▸ **The problem**:
Go through the records and report each line in which the word "name" occurs.

[Data entries]

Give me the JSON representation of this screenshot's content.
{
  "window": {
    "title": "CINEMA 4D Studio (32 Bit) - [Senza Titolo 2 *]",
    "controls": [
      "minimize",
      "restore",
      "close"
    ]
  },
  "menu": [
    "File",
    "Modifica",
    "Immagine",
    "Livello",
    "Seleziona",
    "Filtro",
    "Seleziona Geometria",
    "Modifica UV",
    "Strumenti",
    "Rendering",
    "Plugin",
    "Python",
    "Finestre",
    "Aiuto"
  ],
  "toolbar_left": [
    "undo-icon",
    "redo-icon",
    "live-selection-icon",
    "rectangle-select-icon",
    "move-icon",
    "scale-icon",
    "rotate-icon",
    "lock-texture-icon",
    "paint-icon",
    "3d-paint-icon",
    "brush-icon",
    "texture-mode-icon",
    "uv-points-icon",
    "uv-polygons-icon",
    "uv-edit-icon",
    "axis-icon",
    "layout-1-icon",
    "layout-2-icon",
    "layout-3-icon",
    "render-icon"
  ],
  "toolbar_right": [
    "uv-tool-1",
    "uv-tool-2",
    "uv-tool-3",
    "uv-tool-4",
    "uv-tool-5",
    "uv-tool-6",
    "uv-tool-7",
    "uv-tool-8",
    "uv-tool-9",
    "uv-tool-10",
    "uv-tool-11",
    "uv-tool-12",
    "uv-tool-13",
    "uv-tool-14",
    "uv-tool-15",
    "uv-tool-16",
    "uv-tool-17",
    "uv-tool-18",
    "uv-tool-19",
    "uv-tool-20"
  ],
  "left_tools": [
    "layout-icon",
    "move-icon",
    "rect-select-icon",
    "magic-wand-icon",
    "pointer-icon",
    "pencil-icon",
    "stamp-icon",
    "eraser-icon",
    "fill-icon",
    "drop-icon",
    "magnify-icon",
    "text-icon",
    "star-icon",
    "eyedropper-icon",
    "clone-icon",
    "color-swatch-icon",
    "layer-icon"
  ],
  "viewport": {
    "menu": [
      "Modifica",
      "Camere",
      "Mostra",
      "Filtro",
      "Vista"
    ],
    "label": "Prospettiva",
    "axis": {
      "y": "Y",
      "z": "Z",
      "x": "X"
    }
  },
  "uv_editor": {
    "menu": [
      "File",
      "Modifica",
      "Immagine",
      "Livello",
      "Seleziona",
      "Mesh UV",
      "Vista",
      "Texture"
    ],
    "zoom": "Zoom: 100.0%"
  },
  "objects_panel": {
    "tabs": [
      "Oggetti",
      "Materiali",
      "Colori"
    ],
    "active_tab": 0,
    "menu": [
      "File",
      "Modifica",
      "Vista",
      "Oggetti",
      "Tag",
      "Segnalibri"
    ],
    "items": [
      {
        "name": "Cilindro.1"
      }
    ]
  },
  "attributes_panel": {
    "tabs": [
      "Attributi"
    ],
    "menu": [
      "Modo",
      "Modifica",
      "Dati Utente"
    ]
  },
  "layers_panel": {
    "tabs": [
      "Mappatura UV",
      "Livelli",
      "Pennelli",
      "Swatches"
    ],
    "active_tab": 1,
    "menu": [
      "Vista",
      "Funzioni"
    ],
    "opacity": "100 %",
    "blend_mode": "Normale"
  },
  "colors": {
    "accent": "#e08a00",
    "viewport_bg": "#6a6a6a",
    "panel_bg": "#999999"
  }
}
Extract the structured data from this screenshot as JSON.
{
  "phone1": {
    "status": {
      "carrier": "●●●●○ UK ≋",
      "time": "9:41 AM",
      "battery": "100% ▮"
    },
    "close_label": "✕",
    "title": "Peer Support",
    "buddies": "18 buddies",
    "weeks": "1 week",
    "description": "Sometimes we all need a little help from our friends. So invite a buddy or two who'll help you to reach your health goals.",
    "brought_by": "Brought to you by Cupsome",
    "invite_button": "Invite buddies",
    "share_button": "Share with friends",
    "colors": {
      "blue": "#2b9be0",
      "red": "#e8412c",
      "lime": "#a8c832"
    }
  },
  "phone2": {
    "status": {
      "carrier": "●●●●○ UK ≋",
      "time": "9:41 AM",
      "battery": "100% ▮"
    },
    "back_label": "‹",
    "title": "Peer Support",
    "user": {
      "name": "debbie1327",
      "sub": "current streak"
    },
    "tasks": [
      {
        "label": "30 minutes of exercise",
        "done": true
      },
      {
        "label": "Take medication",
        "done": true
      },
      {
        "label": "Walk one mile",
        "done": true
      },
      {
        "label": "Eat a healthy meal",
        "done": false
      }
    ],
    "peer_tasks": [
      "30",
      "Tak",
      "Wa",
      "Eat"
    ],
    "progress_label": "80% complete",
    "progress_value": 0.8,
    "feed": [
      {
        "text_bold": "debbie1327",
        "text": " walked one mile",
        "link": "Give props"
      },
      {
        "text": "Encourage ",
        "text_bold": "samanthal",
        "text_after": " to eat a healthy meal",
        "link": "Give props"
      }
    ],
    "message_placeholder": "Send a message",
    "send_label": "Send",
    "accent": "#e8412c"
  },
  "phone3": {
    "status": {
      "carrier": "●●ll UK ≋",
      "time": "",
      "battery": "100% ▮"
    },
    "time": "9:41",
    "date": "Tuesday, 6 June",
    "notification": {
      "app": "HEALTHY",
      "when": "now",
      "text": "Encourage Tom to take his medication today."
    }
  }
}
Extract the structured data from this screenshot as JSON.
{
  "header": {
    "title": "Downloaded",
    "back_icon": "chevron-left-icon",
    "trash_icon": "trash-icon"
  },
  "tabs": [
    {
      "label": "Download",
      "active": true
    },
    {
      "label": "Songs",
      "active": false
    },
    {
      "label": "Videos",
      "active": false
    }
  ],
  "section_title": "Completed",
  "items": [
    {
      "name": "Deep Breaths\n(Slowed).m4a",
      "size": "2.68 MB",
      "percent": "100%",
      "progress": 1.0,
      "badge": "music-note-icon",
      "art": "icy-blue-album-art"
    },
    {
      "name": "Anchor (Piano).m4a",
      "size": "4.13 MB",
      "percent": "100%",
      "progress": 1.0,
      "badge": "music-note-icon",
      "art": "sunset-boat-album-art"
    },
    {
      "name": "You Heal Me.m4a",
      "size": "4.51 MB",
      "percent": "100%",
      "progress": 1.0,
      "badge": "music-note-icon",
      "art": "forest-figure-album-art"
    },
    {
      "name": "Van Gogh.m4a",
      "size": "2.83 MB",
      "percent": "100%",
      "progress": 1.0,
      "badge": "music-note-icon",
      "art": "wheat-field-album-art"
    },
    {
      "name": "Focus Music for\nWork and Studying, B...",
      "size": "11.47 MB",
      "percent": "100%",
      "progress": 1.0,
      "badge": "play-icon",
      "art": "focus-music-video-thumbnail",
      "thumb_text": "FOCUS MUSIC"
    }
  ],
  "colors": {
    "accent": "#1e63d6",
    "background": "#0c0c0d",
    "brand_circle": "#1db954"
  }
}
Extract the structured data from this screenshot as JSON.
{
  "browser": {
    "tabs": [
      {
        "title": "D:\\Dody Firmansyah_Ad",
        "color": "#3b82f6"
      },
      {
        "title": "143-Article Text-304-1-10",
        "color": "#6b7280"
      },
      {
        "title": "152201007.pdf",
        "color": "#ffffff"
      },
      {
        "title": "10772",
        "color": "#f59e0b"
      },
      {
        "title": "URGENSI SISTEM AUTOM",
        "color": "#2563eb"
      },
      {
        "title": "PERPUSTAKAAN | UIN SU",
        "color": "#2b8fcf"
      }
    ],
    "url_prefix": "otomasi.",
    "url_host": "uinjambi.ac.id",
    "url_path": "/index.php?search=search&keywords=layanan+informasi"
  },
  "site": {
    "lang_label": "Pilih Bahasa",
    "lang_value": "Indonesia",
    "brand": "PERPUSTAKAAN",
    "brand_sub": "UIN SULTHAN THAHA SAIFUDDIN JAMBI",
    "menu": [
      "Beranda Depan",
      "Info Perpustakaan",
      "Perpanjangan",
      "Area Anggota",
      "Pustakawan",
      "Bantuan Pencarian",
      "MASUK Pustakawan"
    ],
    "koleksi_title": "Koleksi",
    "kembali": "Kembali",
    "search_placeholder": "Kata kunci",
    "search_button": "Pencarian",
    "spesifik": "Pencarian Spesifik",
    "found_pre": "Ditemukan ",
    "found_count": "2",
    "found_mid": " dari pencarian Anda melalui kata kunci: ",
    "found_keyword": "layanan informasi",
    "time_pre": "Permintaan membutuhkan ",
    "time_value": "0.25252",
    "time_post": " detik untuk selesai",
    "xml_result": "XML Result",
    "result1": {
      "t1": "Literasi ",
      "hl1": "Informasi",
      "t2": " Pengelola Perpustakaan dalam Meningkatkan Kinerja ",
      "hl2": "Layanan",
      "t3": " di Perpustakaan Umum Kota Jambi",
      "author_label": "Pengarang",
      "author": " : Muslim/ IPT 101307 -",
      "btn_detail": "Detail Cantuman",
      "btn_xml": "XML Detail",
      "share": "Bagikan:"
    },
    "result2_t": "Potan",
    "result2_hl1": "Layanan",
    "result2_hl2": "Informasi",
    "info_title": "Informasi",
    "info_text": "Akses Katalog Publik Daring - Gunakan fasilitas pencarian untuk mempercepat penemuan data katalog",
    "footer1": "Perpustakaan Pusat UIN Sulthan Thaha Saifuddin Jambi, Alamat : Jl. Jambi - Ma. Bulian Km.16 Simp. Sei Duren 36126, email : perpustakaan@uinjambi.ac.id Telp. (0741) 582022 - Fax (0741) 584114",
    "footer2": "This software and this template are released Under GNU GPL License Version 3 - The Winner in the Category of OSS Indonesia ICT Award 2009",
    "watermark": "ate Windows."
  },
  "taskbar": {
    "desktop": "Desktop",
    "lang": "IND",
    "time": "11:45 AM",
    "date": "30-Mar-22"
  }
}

▸ **Output of the exercise**:
        "name": "Cilindro.1"
      "name": "debbie1327",
      "name": "Deep Breaths\n(Slowed).m4a",
      "name": "Anchor (Piano).m4a",
      "name": "You Heal Me.m4a",
      "name": "Van Gogh.m4a",
      "name": "Focus Music for\nWork and Studying, B...",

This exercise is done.